→ What you need to do:
Find every line of the records that has "true" and return it.

→ Data to examine:
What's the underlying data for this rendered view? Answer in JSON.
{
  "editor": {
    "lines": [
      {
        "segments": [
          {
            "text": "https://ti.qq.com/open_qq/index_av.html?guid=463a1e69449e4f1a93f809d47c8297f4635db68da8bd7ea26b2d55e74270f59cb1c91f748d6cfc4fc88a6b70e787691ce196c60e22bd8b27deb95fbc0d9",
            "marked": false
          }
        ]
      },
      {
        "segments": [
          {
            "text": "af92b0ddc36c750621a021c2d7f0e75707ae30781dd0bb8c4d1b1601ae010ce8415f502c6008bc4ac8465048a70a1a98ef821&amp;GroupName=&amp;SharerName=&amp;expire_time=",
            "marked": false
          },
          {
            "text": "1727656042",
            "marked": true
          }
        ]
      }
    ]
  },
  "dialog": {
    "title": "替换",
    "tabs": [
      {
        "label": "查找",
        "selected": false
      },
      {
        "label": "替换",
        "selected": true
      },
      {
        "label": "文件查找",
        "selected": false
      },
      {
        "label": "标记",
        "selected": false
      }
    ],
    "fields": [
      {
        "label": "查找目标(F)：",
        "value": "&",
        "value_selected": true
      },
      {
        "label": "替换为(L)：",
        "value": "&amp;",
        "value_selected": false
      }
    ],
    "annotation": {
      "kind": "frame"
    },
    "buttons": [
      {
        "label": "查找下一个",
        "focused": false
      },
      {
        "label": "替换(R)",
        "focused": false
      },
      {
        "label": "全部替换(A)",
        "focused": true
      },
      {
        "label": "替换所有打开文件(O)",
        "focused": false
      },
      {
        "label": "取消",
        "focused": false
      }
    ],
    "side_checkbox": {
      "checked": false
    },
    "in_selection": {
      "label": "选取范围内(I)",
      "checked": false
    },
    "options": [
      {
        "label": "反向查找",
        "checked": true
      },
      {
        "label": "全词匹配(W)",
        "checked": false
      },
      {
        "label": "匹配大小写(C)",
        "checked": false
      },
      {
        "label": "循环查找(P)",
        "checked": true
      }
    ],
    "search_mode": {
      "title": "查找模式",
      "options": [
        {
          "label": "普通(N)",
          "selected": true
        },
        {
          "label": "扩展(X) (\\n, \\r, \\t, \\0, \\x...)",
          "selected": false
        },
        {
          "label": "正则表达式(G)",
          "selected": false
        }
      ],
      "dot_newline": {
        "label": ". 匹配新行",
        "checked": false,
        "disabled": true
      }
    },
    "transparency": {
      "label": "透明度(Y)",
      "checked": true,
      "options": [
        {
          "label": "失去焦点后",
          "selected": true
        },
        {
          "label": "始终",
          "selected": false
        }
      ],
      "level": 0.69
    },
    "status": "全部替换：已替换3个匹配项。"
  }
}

→ Written solution:
            "marked": true
        "selected": true
        "value_selected": true
        "focused": true
        "checked": true
        "checked": true
          "selected": true
        "disabled": true
      "checked": true,
          "selected": true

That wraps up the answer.